So far, we have seven classmates on our team, another five from the SHS Class of 1984, plus several of Debbie’s friends who were referred to me by her family. Many others have donated to our team, and we already surpassed our fundraising goal of $5,000! It speaks to the type of person Debbie was. She was so well liked by different groups in our class. Debbie was a larger-than-life person, with the best sense of humor. She could always make you smile and laugh out loud long before we ever heard of "LOL." She also was a giving and caring person, and worked for 19 years as a registered nurse at Salem Hospital.
Our hospice history
When I learned that Debbie had received hospice from Care Dimensions, I knew that she had been well taken care of during that final chapter of her life because I had just traveled the hospice journey with my dad.
He had been in declining health and was in a lot of pain. A former police officer and Marine, my dad had firmly established himself as a tough guy in his 82 years, but the pain was affecting his quality of life. A friend of mine who is a nurse suggested hospice from Care Dimensions. I had thought that hospice was only for cancer patients, but I quickly learned otherwise.
The day after Christmas 2017, I made the toughest call of my life to Care Dimensions. An admissions nurse came to my parents’ house that afternoon, met with us, and explained how an entire care team would be available to help
Dad and our family. I had spoken to Dad about what he wanted – to be comfortable at home with his family. That’s exactly what hospice allowed him to do.
Every member of the care team was so professional and courteous. Here we were at our worst time and they made everything easier. They really are like angels. They strongly believe in what they are doing, and that kind of rubbed off on me. I gained confidence in my ability to care for my dad and knew that I would do what I had to do. I was with him when he took his last breath. It was peaceful and he died the way he wanted.
Kristin (Kennedy) Geraghty, Jen (Lena) Venuti, and Kate Costin of the Swampscott High School Class of 1985 are supporting the Care Dimensions Walk for Hospice in memory of their classmate, Debbie (Sentner) Cuneo.
I am a cancer survivor and lucky to be here. I also know how important hospice care is for patients and their families. So do two of my high school friends who are joining me at the Care Dimensions Walk for Hospice:
Kristin (Kennedy) Geraghty

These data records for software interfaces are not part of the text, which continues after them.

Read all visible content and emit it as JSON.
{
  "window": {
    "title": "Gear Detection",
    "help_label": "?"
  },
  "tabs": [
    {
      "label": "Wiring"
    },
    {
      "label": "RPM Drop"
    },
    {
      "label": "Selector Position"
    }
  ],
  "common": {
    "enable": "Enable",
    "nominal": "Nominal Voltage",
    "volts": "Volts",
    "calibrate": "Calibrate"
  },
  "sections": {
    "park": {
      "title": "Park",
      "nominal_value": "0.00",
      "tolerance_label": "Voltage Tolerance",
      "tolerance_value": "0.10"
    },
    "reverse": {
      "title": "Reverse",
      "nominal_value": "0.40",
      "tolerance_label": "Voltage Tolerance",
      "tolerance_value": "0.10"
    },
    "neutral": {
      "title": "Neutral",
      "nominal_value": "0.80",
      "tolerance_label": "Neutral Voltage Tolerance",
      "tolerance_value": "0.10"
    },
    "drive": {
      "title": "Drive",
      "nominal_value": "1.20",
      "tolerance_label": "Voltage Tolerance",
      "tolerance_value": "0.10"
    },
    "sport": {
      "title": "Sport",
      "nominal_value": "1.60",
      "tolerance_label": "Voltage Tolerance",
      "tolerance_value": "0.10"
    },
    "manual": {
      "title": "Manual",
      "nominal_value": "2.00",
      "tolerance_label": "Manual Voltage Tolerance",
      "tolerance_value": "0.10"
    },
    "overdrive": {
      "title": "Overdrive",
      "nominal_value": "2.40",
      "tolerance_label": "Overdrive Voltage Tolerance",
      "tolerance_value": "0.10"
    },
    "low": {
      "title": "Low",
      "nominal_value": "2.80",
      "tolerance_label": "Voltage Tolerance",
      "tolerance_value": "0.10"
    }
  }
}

’s dad received hospice from Care Dimensions before passing away from cancer in 2000. Her brother, Tommy, had Alzheimer’s disease and passed at the Kaplan House in January 2017.
Jen (Lena) Venuti
visited her father-in-law at the Kaplan Family Hospice House before he passed away in April 2016. Jen said the hospice house was a comfortable and peaceful setting that gave the family a place to be together and grieve.
We’re pleased that Debbie’s brother, Peter, and his wife, Nette, are planning to travel from their North Carolina home to join us at the Walk, and that Debbie’s parents, Tom and Holly, will be there to cheer us on.
So on September 30, we are taking a walk that matters as we remember Debbie and our loved ones who have been helped by Care Dimensions. It feels good knowing the money we raise will help hundreds of patients and families who rely on Care Dimensions every day for their compassionate expertise.
I hope you will join us at the Walk for Hospice or make a donation.